Berlin is one of the world's greatest cities, endlessly fascinating and photogenic. It's a major capital in the world of street art, no surprise when the West Berliners had all that bare concrete wall to encourage them. This spontaneous public art form is one of my favourite photographic subjects and it's going to be difficult to avoid being distracted from my real task by examples such as this, near Schlesischestrasse in Kreuzburg.
So I arrived in Berlin central station on Friday in mid-afternoon and was met with warm friendliness by Jörg, the friend of a friend in Brussels, who is putting me up for a couple of days. I then used the rest of the fading daylight to begin the Berlin wall cycle trail, which follows the route of the ex-enclosure around West Berlin very closely.
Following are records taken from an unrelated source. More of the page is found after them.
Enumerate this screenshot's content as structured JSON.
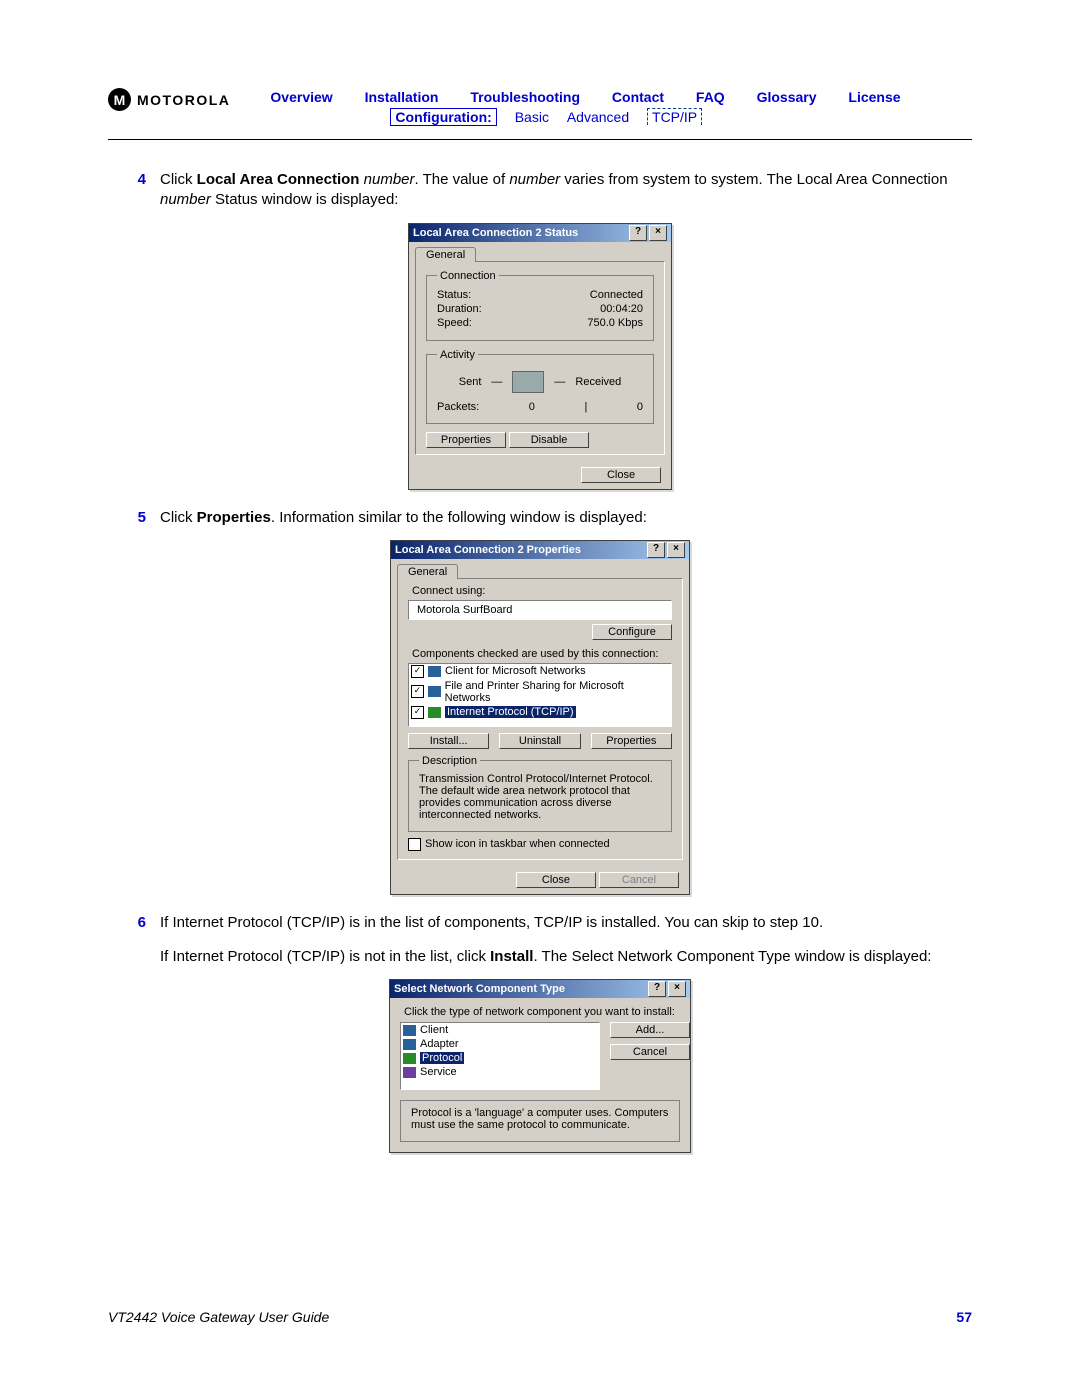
{
  "logo_text": "MOTOROLA",
  "nav": {
    "row1": [
      "Overview",
      "Installation",
      "Troubleshooting",
      "Contact",
      "FAQ",
      "Glossary",
      "License"
    ],
    "config_label": "Configuration:",
    "row2": [
      "Basic",
      "Advanced",
      "TCP/IP"
    ]
  },
  "steps": {
    "s4": {
      "num": "4",
      "pre": "Click ",
      "bold": "Local Area Connection",
      "post1": " ",
      "it1": "number",
      "post2": ". The value of ",
      "it2": "number",
      "post3": " varies from system to system. The Local Area Connection ",
      "it3": "number",
      "post4": " Status window is displayed:"
    },
    "s5": {
      "num": "5",
      "pre": "Click ",
      "bold": "Properties",
      "post": ". Information similar to the following window is displayed:"
    },
    "s6": {
      "num": "6",
      "p1": "If Internet Protocol (TCP/IP) is in the list of components, TCP/IP is installed. You can skip to step 10.",
      "p2a": "If Internet Protocol (TCP/IP) is not in the list, click ",
      "p2bold": "Install",
      "p2b": ". The Select Network Component Type window is displayed:"
    }
  },
  "dlg_status": {
    "title": "Local Area Connection 2 Status",
    "tab": "General",
    "grp_conn": "Connection",
    "rows": [
      {
        "k": "Status:",
        "v": "Connected"
      },
      {
        "k": "Duration:",
        "v": "00:04:20"
      },
      {
        "k": "Speed:",
        "v": "750.0 Kbps"
      }
    ],
    "grp_act": "Activity",
    "sent": "Sent",
    "recv": "Received",
    "packets_lbl": "Packets:",
    "packets_sent": "0",
    "packets_recv": "0",
    "btn_props": "Properties",
    "btn_disable": "Disable",
    "btn_close": "Close"
  },
  "dlg_props": {
    "title": "Local Area Connection 2 Properties",
    "tab": "General",
    "connect_using": "Connect using:",
    "adapter": "Motorola SurfBoard",
    "btn_configure": "Configure",
    "components_hint": "Components checked are used by this connection:",
    "components": [
      "Client for Microsoft Networks",
      "File and Printer Sharing for Microsoft Networks",
      "Internet Protocol (TCP/IP)"
    ],
    "btn_install": "Install...",
    "btn_uninstall": "Uninstall",
    "btn_props": "Properties",
    "grp_desc": "Description",
    "desc": "Transmission Control Protocol/Internet Protocol. The default wide area network protocol that provides communication across diverse interconnected networks.",
    "show_icon": "Show icon in taskbar when connected",
    "btn_close": "Close",
    "btn_cancel": "Cancel"
  },
  "dlg_select": {
    "title": "Select Network Component Type",
    "hint": "Click the type of network component you want to install:",
    "items": [
      "Client",
      "Adapter",
      "Protocol",
      "Service"
    ],
    "btn_add": "Add...",
    "btn_cancel": "Cancel",
    "desc": "Protocol is a 'language' a computer uses. Computers must use the same protocol to communicate."
  },
  "footer": {
    "title": "VT2442 Voice Gateway User Guide",
    "page": "57"
  }
}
There will be much of interest on the way, of course. Yards from the station is this memorial to the wall's first victim - Günter Litfin, a tailor who was shot by East German border guards as he tried to escape to the west by swimming across a canal, shortly after the first reels of barbed wire had gone up.
I love the idea and practice of train travel but my 5-leg, 23-hr marathon from Trieste to Berlin started to test my faith. First, buying the ticket in Trieste: mentioning that I needed to transport a bike provoked such a bout of teeth-sucking that it was as though I'd said I was taking an elephant along. It was possible to reserve a place for the bike in the overnight train from Milan to Frankfurt if I bought myself a seat, but not if I reserved a couchette (???). Buying the Frankfurt-Berlin portion in Italy meant I paid €25 more than if I'd bought it separately in Germany. The night train was 30 mins late into Frankfurt and this meant I missed my connection, but I got to Berlin earlier because there was a better connection that the Italian computer hadn't revealed. Or, rather, I would have got there earlier if that train hadn't been delayed as well. The conductor said bikes weren't allowed on until I showed an itinerary printout from the travel centre and suddenly she pointed to the end of the train, where there was a dedicated and empty bike carriage (???). On the plus side, the journey gave me my first fleeting visits to Milan, Frankfurt and Leipzig (which has one of the biggest and loveliest stations I've seen). On the way from Frankfurt we passed a ruined castle that I recognised; I realised that we were crossing the old east-west border and going through a village I'd stayed in. It felt like that had been months previously but in fact was only a few weeks. Eventually I ended up with this view of the approach to Berlin, thanks to a transparent German train.